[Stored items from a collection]
'''

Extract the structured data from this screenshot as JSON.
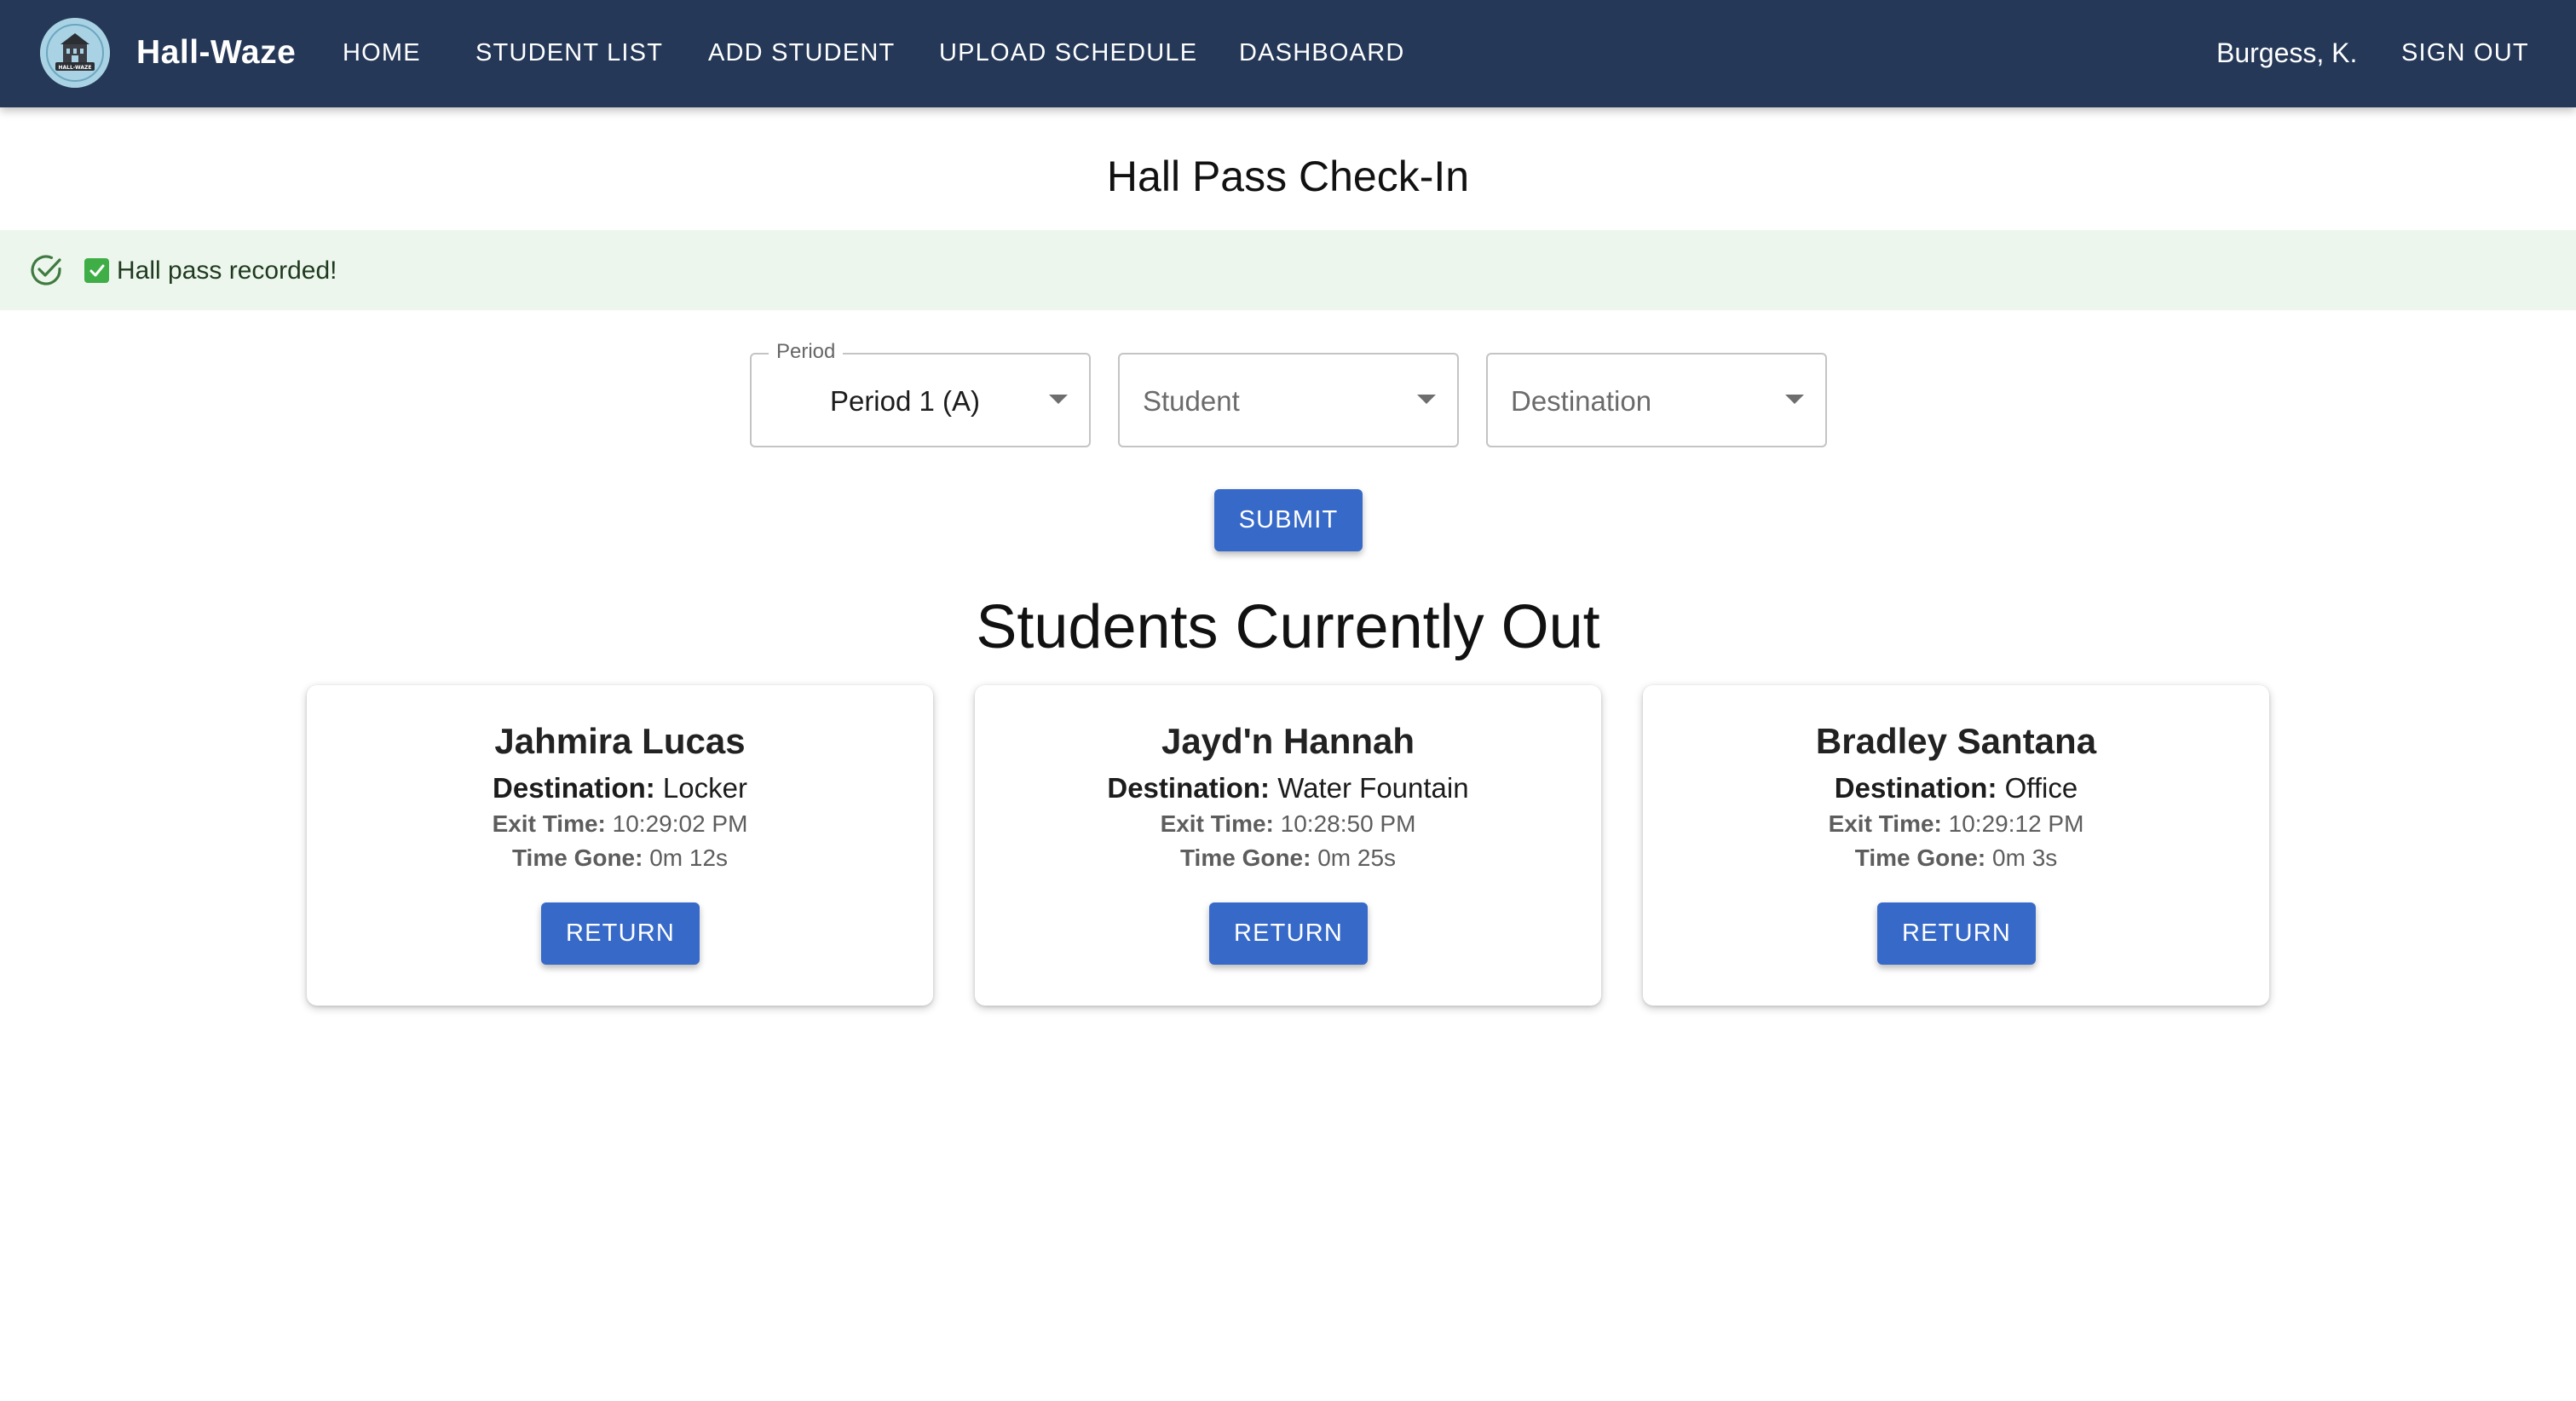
{
  "app": {
    "brand": "Hall-Waze",
    "logo_text": "HALL-WAZE"
  },
  "nav": {
    "items": [
      {
        "label": "HOME"
      },
      {
        "label": "STUDENT LIST"
      },
      {
        "label": "ADD STUDENT"
      },
      {
        "label": "UPLOAD SCHEDULE"
      },
      {
        "label": "DASHBOARD"
      }
    ],
    "user": "Burgess, K.",
    "sign_out": "SIGN OUT"
  },
  "page": {
    "title": "Hall Pass Check-In"
  },
  "alert": {
    "message": "Hall pass recorded!",
    "icon": "check-circle-outline-icon",
    "emoji_icon": "green-check-box-icon",
    "severity_color": "#2e7d32"
  },
  "form": {
    "period": {
      "label": "Period",
      "value": "Period 1 (A)"
    },
    "student": {
      "placeholder": "Student"
    },
    "destination": {
      "placeholder": "Destination"
    },
    "submit_label": "SUBMIT"
  },
  "students_out": {
    "title": "Students Currently Out",
    "destination_label": "Destination:",
    "exit_time_label": "Exit Time:",
    "time_gone_label": "Time Gone:",
    "return_label": "RETURN",
    "cards": [
      {
        "name": "Jahmira Lucas",
        "destination": "Locker",
        "exit_time": "10:29:02 PM",
        "time_gone": "0m 12s"
      },
      {
        "name": "Jayd'n Hannah",
        "destination": "Water Fountain",
        "exit_time": "10:28:50 PM",
        "time_gone": "0m 25s"
      },
      {
        "name": "Bradley Santana",
        "destination": "Office",
        "exit_time": "10:29:12 PM",
        "time_gone": "0m 3s"
      }
    ]
  },
  "colors": {
    "appbar": "#253858",
    "primary": "#3669c8",
    "alert_bg": "#edf6ec"
  }
}
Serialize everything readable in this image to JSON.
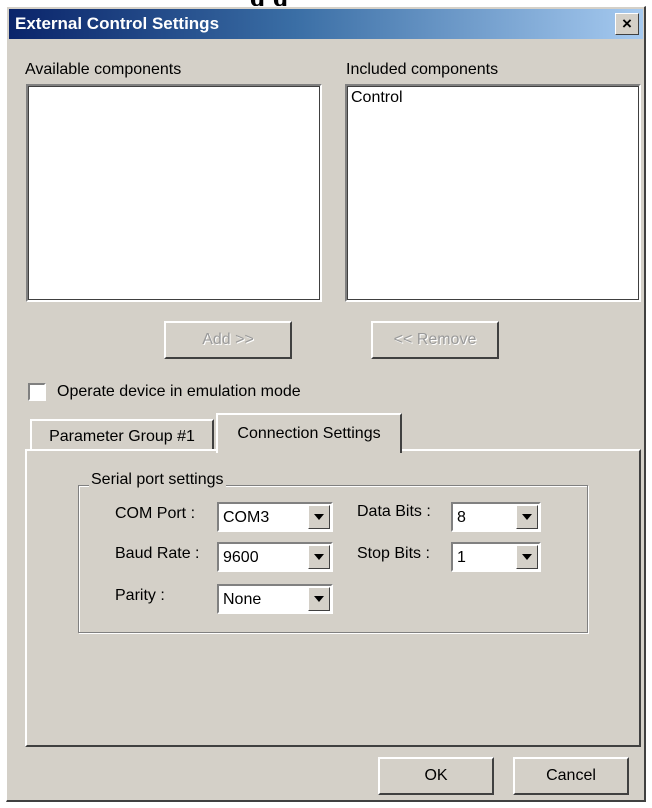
{
  "window": {
    "title": "External Control Settings",
    "close_glyph": "×",
    "top_clip_text": "g  g"
  },
  "components": {
    "available_label": "Available components",
    "available_items": [],
    "included_label": "Included components",
    "included_items": [
      "Control"
    ],
    "add_label": "Add >>",
    "remove_label": "<< Remove"
  },
  "emulation": {
    "label": "Operate device in emulation mode",
    "checked": false
  },
  "tabs": [
    {
      "label": "Parameter Group #1",
      "active": false
    },
    {
      "label": "Connection Settings",
      "active": true
    }
  ],
  "serial": {
    "group_title": "Serial port settings",
    "com_port_label": "COM Port :",
    "com_port_value": "COM3",
    "baud_rate_label": "Baud Rate :",
    "baud_rate_value": "9600",
    "parity_label": "Parity :",
    "parity_value": "None",
    "data_bits_label": "Data Bits :",
    "data_bits_value": "8",
    "stop_bits_label": "Stop Bits :",
    "stop_bits_value": "1"
  },
  "footer": {
    "ok_label": "OK",
    "cancel_label": "Cancel"
  },
  "icons": {
    "close": "close-icon",
    "dropdown": "chevron-down-icon"
  }
}
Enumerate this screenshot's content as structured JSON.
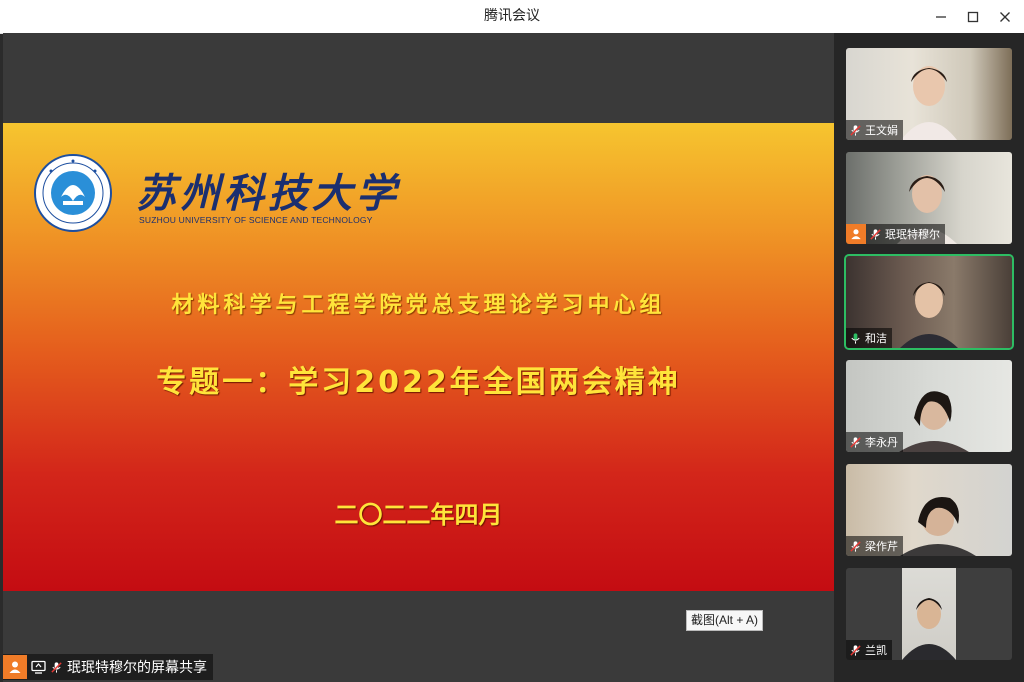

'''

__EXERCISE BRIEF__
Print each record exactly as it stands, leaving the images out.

__TASK ANSWER__
Extract the structured data from this screenshot as JSON.
{
  "app": {
    "brand": "Hall-Waze",
    "logo_text": "HALL-WAZE"
  },
  "nav": {
    "items": [
      {
        "label": "HOME"
      },
      {
        "label": "STUDENT LIST"
      },
      {
        "label": "ADD STUDENT"
      },
      {
        "label": "UPLOAD SCHEDULE"
      },
      {
        "label": "DASHBOARD"
      }
    ],
    "user": "Burgess, K.",
    "sign_out": "SIGN OUT"
  },
  "page": {
    "title": "Hall Pass Check-In"
  },
  "alert": {
    "message": "Hall pass recorded!",
    "icon": "check-circle-outline-icon",
    "emoji_icon": "green-check-box-icon",
    "severity_color": "#2e7d32"
  },
  "form": {
    "period": {
      "label": "Period",
      "value": "Period 1 (A)"
    },
    "student": {
      "placeholder": "Student"
    },
    "destination": {
      "placeholder": "Destination"
    },
    "submit_label": "SUBMIT"
  },
  "students_out": {
    "title": "Students Currently Out",
    "destination_label": "Destination:",
    "exit_time_label": "Exit Time:",
    "time_gone_label": "Time Gone:",
    "return_label": "RETURN",
    "cards": [
      {
        "name": "Jahmira Lucas",
        "destination": "Locker",
        "exit_time": "10:29:02 PM",
        "time_gone": "0m 12s"
      },
      {
        "name": "Jayd'n Hannah",
        "destination": "Water Fountain",
        "exit_time": "10:28:50 PM",
        "time_gone": "0m 25s"
      },
      {
        "name": "Bradley Santana",
        "destination": "Office",
        "exit_time": "10:29:12 PM",
        "time_gone": "0m 3s"
      }
    ]
  },
  "colors": {
    "appbar": "#253858",
    "primary": "#3669c8",
    "alert_bg": "#edf6ec"
  }
}
Serialize everything readable in this image to JSON.
{
  "window": {
    "title": "External Control Settings",
    "close_glyph": "×",
    "top_clip_text": "g  g"
  },
  "components": {
    "available_label": "Available components",
    "available_items": [],
    "included_label": "Included components",
    "included_items": [
      "Control"
    ],
    "add_label": "Add >>",
    "remove_label": "<< Remove"
  },
  "emulation": {
    "label": "Operate device in emulation mode",
    "checked": false
  },
  "tabs": [
    {
      "label": "Parameter Group #1",
      "active": false
    },
    {
      "label": "Connection Settings",
      "active": true
    }
  ],
  "serial": {
    "group_title": "Serial port settings",
    "com_port_label": "COM Port :",
    "com_port_value": "COM3",
    "baud_rate_label": "Baud Rate :",
    "baud_rate_value": "9600",
    "parity_label": "Parity :",
    "parity_value": "None",
    "data_bits_label": "Data Bits :",
    "data_bits_value": "8",
    "stop_bits_label": "Stop Bits :",
    "stop_bits_value": "1"
  },
  "footer": {
    "ok_label": "OK",
    "cancel_label": "Cancel"
  },
  "icons": {
    "close": "close-icon",
    "dropdown": "chevron-down-icon"
  }
}
Enumerate this screenshot's content as structured JSON.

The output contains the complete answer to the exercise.